The last major update of the toolbar PageRank happened back in early April this year. As usual it caused minor ripples of interest amongst the SEO community. Whilst fortunes were mixed, many sites were rewarded with an improved PR rating – a job well done.
Since April though there have only been minor tremors. The PageRank bar has, by and large, steadfastly held firm and Google haven’t been offering much in the way of guidance on when that situation will be remedied – or even if it will.
This time last year we were questioning whether PageRank was still relevant following its sudden removal from Webmaster Tools; the recent toolbar inactivity would possibly suggest it could be facing the chop entirely.
The toolbar figure has always been a little controversial. It is offered as a guide to how strong a site’s link structure is. But this figure isn’t exact. It doesn’t even represent the far more complex calculations that Google does beyond the public gaze.
Traditionally, PageRank updates would occur four times each year. Whilst it’s not too late to hurriedly get in a few more by New Years Eve, the apparent inactivity from Google doesn’t suggest this is likely.
Does it really matter though?
Well, not really, no. There are so many ways to measure a site’s strength without consulting a green bar. If you want to know how many links it has, use Webmaster Tools, Yahoo Site Explorer or a free/premium tool like Open Site Explorer from SEOmoz. You could even use our very own free Website Analyser tool.
PageRank is a ranking factor, nothing more than that. It is one of over 200 in fact. As such, a high PR alone doesn’t guarantee a decent ranking within SERPs.
For instance, the Koozai website currently has a PR of 0. Short of being N/A, that’s as low as you can get. But does Google really think that it’s weaker than all other competitor sites? Absolutely not, otherwise it would be impossible to find amongst a sea of PR 4 – 7 SEO sites.
It is there for guidance, nothing more. In fact it probably causes Google more problems than it solves. After all it was this that caused the whole no-follow, PageRank sculpting furore. Unscrupulous types also build strong PR sites (usually by plugging them into an inter-linking network of sites – or farm) and use them as bait for people looking to buy links.
Remove PageRank from the toolbar and you remove this temptation.
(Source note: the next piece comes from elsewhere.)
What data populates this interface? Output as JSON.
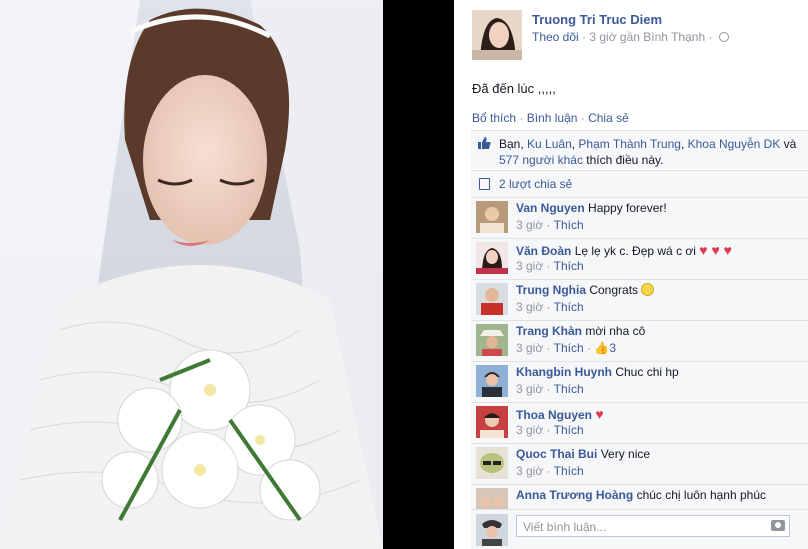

We all want an indicator of strength to judge our site’s progress and how it shapes up against others. Each time the metric improves, whatever it may be, it shows that hard work is being rewarded. PageRank has always been a popular choice despite the continued efforts by Google staff to downplay its accuracy and effectiveness as a strength indicator.
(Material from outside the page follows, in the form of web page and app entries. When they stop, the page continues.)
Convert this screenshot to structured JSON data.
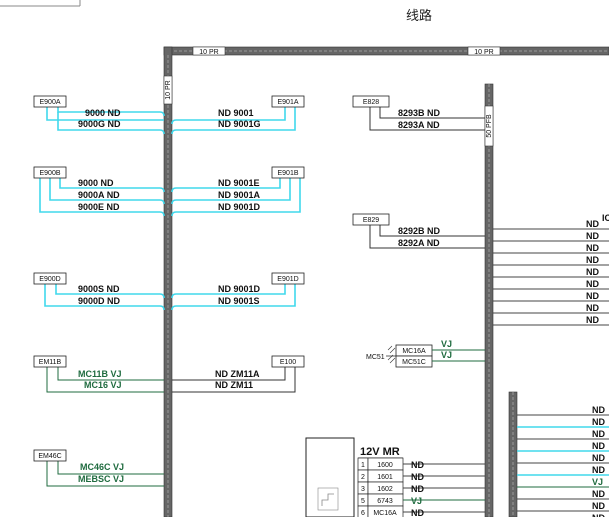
{
  "header": {
    "title": "线路"
  },
  "trunks": {
    "top_left": "10 PR",
    "top_right": "10 PR",
    "vertical_left": "10 PR",
    "vertical_right": "50 PFB"
  },
  "boxes": {
    "e900a": "E900A",
    "e901a": "E901A",
    "e900b": "E900B",
    "e901b": "E901B",
    "e900d": "E900D",
    "e901d": "E901D",
    "em11b": "EM11B",
    "e100": "E100",
    "em46c": "EM46C",
    "e828": "E828",
    "e829": "E829"
  },
  "wires": {
    "a_l1": "9000 ND",
    "a_l2": "9000G ND",
    "a_r1": "ND 9001",
    "a_r2": "ND 9001G",
    "b_l1": "9000 ND",
    "b_l2": "9000A ND",
    "b_l3": "9000E ND",
    "b_r1": "ND 9001E",
    "b_r2": "ND 9001A",
    "b_r3": "ND 9001D",
    "d_l1": "9000S ND",
    "d_l2": "9000D ND",
    "d_r1": "ND 9001D",
    "d_r2": "ND 9001S",
    "em11b_1": "MC11B VJ",
    "em11b_2": "MC16 VJ",
    "e100_1": "ND ZM11A",
    "e100_2": "ND ZM11",
    "em46c_1": "MC46C VJ",
    "em46c_2": "MEBSC VJ",
    "e828_1": "8293B ND",
    "e828_2": "8293A ND",
    "e829_1": "8292B ND",
    "e829_2": "8292A ND"
  },
  "mc51": {
    "label": "MC51",
    "relays": [
      "MC16A",
      "MC51C"
    ],
    "vj": [
      "VJ",
      "VJ"
    ]
  },
  "right_column_1": {
    "top_text": "IC",
    "labels": [
      "ND",
      "ND",
      "ND",
      "ND",
      "ND",
      "ND",
      "ND",
      "ND",
      "ND"
    ]
  },
  "right_column_2": {
    "labels": [
      "ND",
      "ND",
      "ND",
      "ND",
      "ND",
      "ND",
      "VJ",
      "ND",
      "ND",
      "ND"
    ]
  },
  "terminal_12v": {
    "title": "12V MR",
    "rows": [
      {
        "num": "1",
        "wire": "1600",
        "tag": "ND"
      },
      {
        "num": "2",
        "wire": "1601",
        "tag": "ND"
      },
      {
        "num": "3",
        "wire": "1602",
        "tag": "ND"
      },
      {
        "num": "5",
        "wire": "6743",
        "tag": "VJ"
      },
      {
        "num": "6",
        "wire": "MC16A",
        "tag": "ND"
      }
    ]
  },
  "colors": {
    "cyan_wire": "#40d8ec",
    "green_wire": "#1f6b3f",
    "black_wire": "#333333",
    "trunk_gray": "#555555"
  }
}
It’s a quick reference essentially. Useful, but not all-encompassing. In SEO terms PageRank doesn’t include the quality of your content, keyword targeting or navigation structure. It is simply an indication of your link strength.
The toolbar might be on the verge of an update, in fact there were rumours yesterday that it was underway already [see: Google PageRank Updating This Morning?] – hence the delay in posting this. Equally, it might be getting phased out gradually. Either way, don’t expect Google to say much on the subject.
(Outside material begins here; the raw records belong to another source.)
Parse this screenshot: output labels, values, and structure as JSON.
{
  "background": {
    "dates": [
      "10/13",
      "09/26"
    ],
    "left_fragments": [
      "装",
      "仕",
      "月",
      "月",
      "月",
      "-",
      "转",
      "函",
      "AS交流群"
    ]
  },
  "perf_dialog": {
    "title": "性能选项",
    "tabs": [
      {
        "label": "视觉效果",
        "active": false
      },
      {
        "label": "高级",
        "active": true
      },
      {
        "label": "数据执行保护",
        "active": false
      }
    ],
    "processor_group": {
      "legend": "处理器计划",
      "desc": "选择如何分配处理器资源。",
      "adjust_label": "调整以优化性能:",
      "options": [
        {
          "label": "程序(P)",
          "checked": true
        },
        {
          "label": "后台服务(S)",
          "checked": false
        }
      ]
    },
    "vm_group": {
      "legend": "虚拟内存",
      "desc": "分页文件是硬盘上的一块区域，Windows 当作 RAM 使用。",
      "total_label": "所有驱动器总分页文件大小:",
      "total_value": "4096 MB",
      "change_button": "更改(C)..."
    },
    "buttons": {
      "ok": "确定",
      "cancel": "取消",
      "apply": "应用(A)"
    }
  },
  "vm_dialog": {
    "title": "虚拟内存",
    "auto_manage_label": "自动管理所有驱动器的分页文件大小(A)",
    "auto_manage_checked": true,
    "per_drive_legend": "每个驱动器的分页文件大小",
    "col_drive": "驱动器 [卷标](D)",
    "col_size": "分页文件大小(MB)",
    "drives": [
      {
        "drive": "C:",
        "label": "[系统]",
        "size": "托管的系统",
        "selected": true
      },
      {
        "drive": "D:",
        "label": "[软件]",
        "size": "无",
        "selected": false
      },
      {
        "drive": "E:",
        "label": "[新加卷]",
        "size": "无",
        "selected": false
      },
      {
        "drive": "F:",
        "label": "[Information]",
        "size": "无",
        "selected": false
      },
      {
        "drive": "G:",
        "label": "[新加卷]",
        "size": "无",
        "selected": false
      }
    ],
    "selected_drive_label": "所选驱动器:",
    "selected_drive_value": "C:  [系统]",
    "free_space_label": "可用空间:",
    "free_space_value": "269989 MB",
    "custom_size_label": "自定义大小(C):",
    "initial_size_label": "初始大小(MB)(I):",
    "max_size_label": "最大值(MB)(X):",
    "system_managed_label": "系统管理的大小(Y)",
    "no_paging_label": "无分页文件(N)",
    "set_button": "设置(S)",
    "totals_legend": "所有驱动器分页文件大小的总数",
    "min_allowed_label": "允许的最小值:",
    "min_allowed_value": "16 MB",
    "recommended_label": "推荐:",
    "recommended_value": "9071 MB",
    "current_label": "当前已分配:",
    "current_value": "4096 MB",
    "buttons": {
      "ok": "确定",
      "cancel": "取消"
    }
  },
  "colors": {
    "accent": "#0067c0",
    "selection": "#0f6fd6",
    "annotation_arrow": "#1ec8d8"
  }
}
But whether it’s gone the way of the dodo or is having a temporary rest, a world without PageRank toolbar visibility isn’t the end of SEO. The quarterly ego-boost might be gone, but links are still being measured on strength and your authority will benefit as a consequence.
For a long time, Bing, the UK’s second-largest search engine, has been underappreciated and, in some instances, even ignored. Often regarded as the inferior search engine to market leader Google, Bing has historically struggled to appeal to many in the digital world. Most PPC analysts would give justified reasons for neglecting Bing for so long; these include the volume of traffic and the user experience just not matching up to Google. However, the validity of these assessments is now diminishing. Bing has grown and improved rapidly in the last couple of years; if you are not integrating it into your comprehensive digital marketing plan, you run the risk of missing out on a large portion of your chosen market and significant revenue.
When it comes to building a content marketing campaign, it can be difficult to know where to start. You may have an initial idea but bringing it to life and getting your message seen are always harder than initially thought.